Your answer must be a word-for-word copy of the data.

[Excerpts from a dataset]

^^^^^^^^

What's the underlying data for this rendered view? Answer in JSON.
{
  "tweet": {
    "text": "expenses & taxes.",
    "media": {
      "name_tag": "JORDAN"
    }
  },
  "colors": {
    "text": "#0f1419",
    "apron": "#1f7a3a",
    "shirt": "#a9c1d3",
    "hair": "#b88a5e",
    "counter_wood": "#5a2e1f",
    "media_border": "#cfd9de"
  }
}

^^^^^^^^

**COMPLETED TASK:**
What's the underlying data for this rendered view? Answer in JSON.
{
  "tweet": {
    "text": "expenses & taxes.",
    "media": {
      "name_tag": "JORDAN"
    }
  },
  "colors": {
    "text": "#0f1419",
    "apron": "#1f7a3a",
    "shirt": "#a9c1d3",
    "hair": "#b88a5e",
    "counter_wood": "#5a2e1f",
    "media_border": "#cfd9de"
  }
}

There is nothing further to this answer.